50:      $labeldata .= "\nPhotographs\n" if$photos =~ /^y/i;
51:      $labeldata .= "\n#\\0\\0\\0$name|$number\\0\\0\\0\n"; # narrower for the tab insert 52: } 53: 54: open LABELPRINT, "|pflabels -r$row -c$col"; 55: print LABELPRINT$labeldata;
56:    # print \$labeldata;
57:  }


Lines 4-21 include terminal escape codes to get the prompts to print in bold. Extra spaces are printed out after each prompt so my responses all line up.

Lines 23-26 add the entry to the project list file, a simple database I use to keep track of all my projects, past and present.

Lines 28-40 create the directories. The Photos directory is created only if I answered yes to that question.

Lines 42-57 generate the labels for the physical file folders. If I know at the outset that a project will be small and short-lived, all the paperwork can go in a single folder. The label data follows the format required for my pflabels script, and the data is piped to that script in Lines 54-55. The necessary labels are then printed on Avery 5161 1″×4″ labels.
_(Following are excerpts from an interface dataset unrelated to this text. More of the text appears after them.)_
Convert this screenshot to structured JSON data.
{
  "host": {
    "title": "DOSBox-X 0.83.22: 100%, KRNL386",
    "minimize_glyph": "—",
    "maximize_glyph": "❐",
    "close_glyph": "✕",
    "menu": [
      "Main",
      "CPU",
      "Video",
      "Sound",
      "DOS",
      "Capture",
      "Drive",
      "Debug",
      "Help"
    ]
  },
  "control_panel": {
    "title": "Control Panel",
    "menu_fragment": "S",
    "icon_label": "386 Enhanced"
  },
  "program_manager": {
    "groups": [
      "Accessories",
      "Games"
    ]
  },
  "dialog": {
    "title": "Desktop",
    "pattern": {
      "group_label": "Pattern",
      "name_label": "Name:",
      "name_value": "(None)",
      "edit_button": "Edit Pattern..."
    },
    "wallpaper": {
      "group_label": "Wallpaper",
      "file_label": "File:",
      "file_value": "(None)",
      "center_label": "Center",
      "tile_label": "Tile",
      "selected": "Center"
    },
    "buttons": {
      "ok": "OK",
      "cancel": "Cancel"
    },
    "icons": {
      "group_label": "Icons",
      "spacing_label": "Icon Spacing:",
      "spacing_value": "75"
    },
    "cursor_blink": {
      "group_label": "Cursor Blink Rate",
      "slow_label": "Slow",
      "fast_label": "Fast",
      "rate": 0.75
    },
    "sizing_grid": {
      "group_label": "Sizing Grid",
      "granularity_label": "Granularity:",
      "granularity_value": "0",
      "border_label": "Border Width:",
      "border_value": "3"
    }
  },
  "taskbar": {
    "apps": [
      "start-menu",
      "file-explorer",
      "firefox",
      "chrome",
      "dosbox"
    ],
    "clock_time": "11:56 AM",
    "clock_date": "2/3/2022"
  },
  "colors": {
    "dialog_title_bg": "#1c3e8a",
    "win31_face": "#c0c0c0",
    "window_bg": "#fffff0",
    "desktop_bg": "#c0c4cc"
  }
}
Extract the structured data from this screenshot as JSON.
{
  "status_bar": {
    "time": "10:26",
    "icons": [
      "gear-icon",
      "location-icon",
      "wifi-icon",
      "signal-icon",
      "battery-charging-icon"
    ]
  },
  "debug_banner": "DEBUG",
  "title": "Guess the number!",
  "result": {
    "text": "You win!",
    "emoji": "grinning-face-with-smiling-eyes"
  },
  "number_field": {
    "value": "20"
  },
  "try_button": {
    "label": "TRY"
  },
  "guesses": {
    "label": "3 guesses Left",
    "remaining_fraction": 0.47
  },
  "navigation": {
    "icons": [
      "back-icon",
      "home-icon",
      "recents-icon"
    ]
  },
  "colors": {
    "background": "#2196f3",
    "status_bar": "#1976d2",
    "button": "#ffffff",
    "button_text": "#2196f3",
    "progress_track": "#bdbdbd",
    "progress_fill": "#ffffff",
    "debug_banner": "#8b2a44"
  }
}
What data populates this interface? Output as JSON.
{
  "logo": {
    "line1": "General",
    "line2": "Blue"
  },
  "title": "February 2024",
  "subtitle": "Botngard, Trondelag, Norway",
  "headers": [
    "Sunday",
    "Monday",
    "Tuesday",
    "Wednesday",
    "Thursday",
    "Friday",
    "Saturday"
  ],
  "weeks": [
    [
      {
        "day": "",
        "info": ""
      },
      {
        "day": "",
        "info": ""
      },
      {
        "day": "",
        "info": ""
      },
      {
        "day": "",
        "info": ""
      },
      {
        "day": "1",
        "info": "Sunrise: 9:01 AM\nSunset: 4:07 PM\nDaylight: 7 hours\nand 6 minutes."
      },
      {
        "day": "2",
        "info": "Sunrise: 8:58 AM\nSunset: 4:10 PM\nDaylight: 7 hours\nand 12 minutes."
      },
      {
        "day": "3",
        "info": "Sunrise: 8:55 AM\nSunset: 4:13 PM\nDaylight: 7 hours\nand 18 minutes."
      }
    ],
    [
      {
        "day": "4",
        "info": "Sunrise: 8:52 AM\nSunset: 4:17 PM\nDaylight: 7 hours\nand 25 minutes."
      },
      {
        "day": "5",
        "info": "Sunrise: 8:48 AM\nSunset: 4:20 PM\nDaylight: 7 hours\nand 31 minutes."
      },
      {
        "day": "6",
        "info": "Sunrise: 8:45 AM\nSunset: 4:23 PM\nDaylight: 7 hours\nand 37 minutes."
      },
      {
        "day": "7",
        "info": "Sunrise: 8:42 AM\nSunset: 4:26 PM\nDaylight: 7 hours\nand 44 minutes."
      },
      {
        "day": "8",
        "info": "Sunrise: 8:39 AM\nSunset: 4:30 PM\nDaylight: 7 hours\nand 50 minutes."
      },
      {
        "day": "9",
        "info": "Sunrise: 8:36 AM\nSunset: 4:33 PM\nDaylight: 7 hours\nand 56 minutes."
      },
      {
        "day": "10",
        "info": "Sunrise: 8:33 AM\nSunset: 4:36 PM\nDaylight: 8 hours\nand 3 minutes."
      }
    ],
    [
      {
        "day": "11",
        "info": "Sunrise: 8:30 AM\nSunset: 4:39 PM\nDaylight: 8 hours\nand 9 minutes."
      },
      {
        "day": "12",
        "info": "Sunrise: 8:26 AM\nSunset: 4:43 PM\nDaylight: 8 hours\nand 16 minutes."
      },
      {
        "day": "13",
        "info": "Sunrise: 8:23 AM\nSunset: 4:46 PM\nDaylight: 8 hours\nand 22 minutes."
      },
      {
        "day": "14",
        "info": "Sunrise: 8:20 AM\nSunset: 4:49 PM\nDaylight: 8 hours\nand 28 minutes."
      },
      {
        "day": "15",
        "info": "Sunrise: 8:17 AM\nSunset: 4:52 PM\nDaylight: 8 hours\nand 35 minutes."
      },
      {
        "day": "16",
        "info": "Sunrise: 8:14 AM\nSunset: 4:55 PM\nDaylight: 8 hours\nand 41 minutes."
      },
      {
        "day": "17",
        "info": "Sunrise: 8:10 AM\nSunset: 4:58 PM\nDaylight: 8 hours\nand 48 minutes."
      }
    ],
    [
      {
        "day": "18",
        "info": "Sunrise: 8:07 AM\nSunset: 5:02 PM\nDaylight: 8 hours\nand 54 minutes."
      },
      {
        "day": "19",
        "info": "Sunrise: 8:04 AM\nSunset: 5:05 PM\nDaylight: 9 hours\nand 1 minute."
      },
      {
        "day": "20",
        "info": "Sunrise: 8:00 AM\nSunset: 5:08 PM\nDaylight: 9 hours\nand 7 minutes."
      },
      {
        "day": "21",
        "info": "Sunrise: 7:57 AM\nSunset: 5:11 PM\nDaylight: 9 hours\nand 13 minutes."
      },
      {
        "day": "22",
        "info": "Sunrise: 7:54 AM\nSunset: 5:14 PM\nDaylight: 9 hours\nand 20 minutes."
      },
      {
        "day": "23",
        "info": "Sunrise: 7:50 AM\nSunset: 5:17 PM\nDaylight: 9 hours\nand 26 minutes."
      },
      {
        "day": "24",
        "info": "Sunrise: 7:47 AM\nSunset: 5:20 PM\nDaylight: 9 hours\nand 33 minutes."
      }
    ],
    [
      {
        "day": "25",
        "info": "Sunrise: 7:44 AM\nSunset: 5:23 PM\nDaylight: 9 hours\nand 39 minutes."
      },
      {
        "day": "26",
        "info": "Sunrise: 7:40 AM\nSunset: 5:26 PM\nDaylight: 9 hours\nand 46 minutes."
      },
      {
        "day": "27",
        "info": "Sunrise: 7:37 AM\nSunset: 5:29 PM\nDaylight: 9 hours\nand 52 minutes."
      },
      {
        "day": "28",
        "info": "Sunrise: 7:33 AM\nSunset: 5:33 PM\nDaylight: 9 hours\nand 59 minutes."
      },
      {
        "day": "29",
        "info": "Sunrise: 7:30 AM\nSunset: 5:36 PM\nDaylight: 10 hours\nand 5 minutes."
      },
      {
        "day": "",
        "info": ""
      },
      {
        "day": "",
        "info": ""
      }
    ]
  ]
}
Line 51 uses special troff codes to make one label narrow enough to fit on a 3½ inch tab insert. I stick the label on the cardboard insert, cut off the overhang, and use the tab insert in a hanging folder to separate projects in my file drawers. It takes longer to describe than to do.